It could be that we’re all “alarmists”, but being an alarmist is part of the job description for any war-gamer who wants to be effective.
A more stringent standard has been applied to us for several reasons:
|1.||We’re mere uncredentialed bloggers, lacking the requisite letters after our names that guarantee polite respect from journalists and academics. We are thus automatically regarded as potentially dangerous ideologues from the loose-cannon lunatic fringe.|
|2.||We have been under continuous verbal attack for six months by several blogs and writers who have more power and influence than we can ever hope to achieve.|

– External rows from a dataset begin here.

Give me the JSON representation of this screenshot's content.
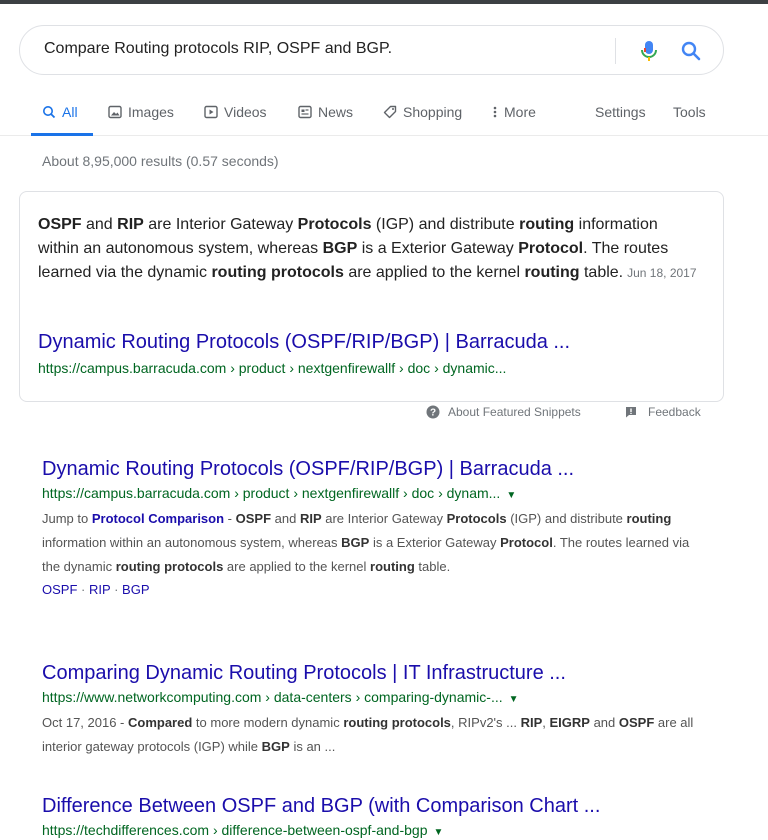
{
  "search": {
    "query": "Compare Routing protocols RIP, OSPF and BGP."
  },
  "tabs": [
    {
      "label": "All",
      "icon": "search-icon"
    },
    {
      "label": "Images",
      "icon": "image-icon"
    },
    {
      "label": "Videos",
      "icon": "video-icon"
    },
    {
      "label": "News",
      "icon": "news-icon"
    },
    {
      "label": "Shopping",
      "icon": "tag-icon"
    },
    {
      "label": "More",
      "icon": "more-vertical-icon"
    },
    {
      "label": "Settings"
    },
    {
      "label": "Tools"
    }
  ],
  "stats": "About 8,95,000 results (0.57 seconds)",
  "featured_snippet": {
    "date": "Jun 18, 2017",
    "title": "Dynamic Routing Protocols (OSPF/RIP/BGP) | Barracuda ...",
    "url": "https://campus.barracuda.com › product › nextgenfirewallf › doc › dynamic..."
  },
  "snippet_footer": {
    "about": "About Featured Snippets",
    "feedback": "Feedback"
  },
  "results": [
    {
      "title": "Dynamic Routing Protocols (OSPF/RIP/BGP) | Barracuda ...",
      "url": "https://campus.barracuda.com › product › nextgenfirewallf › doc › dynam...",
      "sitelinks": [
        "OSPF",
        "RIP",
        "BGP"
      ]
    },
    {
      "title": "Comparing Dynamic Routing Protocols | IT Infrastructure ...",
      "url": "https://www.networkcomputing.com › data-centers › comparing-dynamic-..."
    },
    {
      "title": "Difference Between OSPF and BGP (with Comparison Chart ...",
      "url": "https://techdifferences.com › difference-between-ospf-and-bgp"
    }
  ],
  "colors": {
    "link": "#1a0dab",
    "url": "#006621",
    "accent": "#1a73e8",
    "muted": "#70757a"
  }
}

|3.||We have expressed a prominent and public skepticism about the existence of a “moderate” Islam, or at least whether such putative moderation is likely to have any effect on the events that will unfold over the next generation.|
|4.||We have allowed any and all commenters, provided they abide by our discursive rules, to speak freely under our umbrella, even when they use intolerant, ill-chosen, and provocative language.|
So those are the ground rules, and that’s just the way it is. If we say the same things that Daniel Pipes does, a ton of bricks comes down on us.
But we’re used to it. We didn’t pull any punches to try to protect our PJM franchise, and we won’t do so in the future.
We’ll continue to post guest-essays by people we may not always agree with, but whose work is insightful and thoughtful and deserves to be aired.
And we’ll continue to let our readers mouth off in the comments.
I really do believe in free speech, and not the namby-pamby watered-down “let’s not offend anyone” version. I believe in the tough kind, the kind that includes views that I personally consider wrong and misguided.
But out of some combination of all this will come the “line of best fit” that will help save the West.
It’s an ugly batch of sausage that’s being prepared here. You’re all well-advised to avert your eyes.
Not all good things come to an end
Now it is only a chosen few
— Elvis Costello, from “Almost Blue”
So long, Pajamas Media. It was good to know you.
I’m sure you will continue to do great things without us. With any kind of luck, jettisoning the questionable passengers from your sled will help you attract more investment capital, and allow you to build an effective and innovative model for the New Media.
I wish you nothing but the best. Here’s lookin’ at you, kid!